> **Exercise requirements**
Make an exact copy of the entries below, with all images left out.

[Information provided — start]

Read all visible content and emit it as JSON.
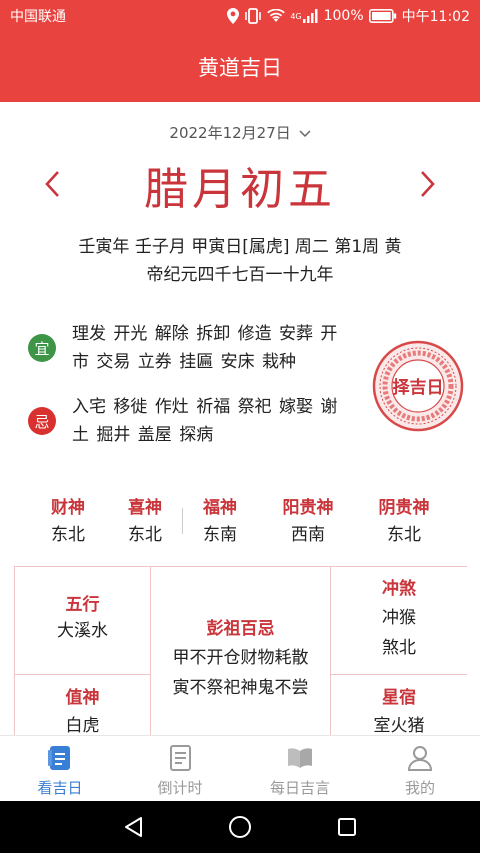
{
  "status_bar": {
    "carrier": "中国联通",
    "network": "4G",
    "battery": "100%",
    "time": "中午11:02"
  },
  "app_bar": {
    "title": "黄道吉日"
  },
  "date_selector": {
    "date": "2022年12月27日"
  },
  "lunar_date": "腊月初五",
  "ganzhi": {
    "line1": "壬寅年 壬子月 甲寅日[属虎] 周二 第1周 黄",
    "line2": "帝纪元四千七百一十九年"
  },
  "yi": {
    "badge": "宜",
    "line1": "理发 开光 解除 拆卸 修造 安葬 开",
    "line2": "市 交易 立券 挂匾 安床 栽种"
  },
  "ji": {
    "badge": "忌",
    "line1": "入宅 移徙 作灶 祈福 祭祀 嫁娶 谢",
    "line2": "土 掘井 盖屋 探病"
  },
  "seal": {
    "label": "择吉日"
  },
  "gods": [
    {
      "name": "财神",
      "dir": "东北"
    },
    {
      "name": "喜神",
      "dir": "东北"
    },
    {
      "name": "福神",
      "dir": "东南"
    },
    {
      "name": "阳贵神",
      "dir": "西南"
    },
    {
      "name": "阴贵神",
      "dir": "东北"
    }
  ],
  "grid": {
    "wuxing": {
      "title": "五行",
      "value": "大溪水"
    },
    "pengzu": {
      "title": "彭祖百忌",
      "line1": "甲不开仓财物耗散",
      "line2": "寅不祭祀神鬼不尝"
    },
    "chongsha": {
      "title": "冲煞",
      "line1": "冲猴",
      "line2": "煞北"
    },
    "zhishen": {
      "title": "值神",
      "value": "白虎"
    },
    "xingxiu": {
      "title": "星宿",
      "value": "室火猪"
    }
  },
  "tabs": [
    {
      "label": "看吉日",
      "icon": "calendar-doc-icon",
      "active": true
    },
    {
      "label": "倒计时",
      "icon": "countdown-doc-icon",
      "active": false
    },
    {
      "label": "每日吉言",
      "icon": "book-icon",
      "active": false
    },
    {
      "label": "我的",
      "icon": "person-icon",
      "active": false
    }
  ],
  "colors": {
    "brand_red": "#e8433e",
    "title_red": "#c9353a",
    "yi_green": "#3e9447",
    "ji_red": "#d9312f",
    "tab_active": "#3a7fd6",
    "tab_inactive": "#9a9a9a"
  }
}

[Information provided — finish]

> **Task response**
Read all visible content and emit it as JSON.
{
  "status_bar": {
    "carrier": "中国联通",
    "network": "4G",
    "battery": "100%",
    "time": "中午11:02"
  },
  "app_bar": {
    "title": "黄道吉日"
  },
  "date_selector": {
    "date": "2022年12月27日"
  },
  "lunar_date": "腊月初五",
  "ganzhi": {
    "line1": "壬寅年 壬子月 甲寅日[属虎] 周二 第1周 黄",
    "line2": "帝纪元四千七百一十九年"
  },
  "yi": {
    "badge": "宜",
    "line1": "理发 开光 解除 拆卸 修造 安葬 开",
    "line2": "市 交易 立券 挂匾 安床 栽种"
  },
  "ji": {
    "badge": "忌",
    "line1": "入宅 移徙 作灶 祈福 祭祀 嫁娶 谢",
    "line2": "土 掘井 盖屋 探病"
  },
  "seal": {
    "label": "择吉日"
  },
  "gods": [
    {
      "name": "财神",
      "dir": "东北"
    },
    {
      "name": "喜神",
      "dir": "东北"
    },
    {
      "name": "福神",
      "dir": "东南"
    },
    {
      "name": "阳贵神",
      "dir": "西南"
    },
    {
      "name": "阴贵神",
      "dir": "东北"
    }
  ],
  "grid": {
    "wuxing": {
      "title": "五行",
      "value": "大溪水"
    },
    "pengzu": {
      "title": "彭祖百忌",
      "line1": "甲不开仓财物耗散",
      "line2": "寅不祭祀神鬼不尝"
    },
    "chongsha": {
      "title": "冲煞",
      "line1": "冲猴",
      "line2": "煞北"
    },
    "zhishen": {
      "title": "值神",
      "value": "白虎"
    },
    "xingxiu": {
      "title": "星宿",
      "value": "室火猪"
    }
  },
  "tabs": [
    {
      "label": "看吉日",
      "icon": "calendar-doc-icon",
      "active": true
    },
    {
      "label": "倒计时",
      "icon": "countdown-doc-icon",
      "active": false
    },
    {
      "label": "每日吉言",
      "icon": "book-icon",
      "active": false
    },
    {
      "label": "我的",
      "icon": "person-icon",
      "active": false
    }
  ],
  "colors": {
    "brand_red": "#e8433e",
    "title_red": "#c9353a",
    "yi_green": "#3e9447",
    "ji_red": "#d9312f",
    "tab_active": "#3a7fd6",
    "tab_inactive": "#9a9a9a"
  }
}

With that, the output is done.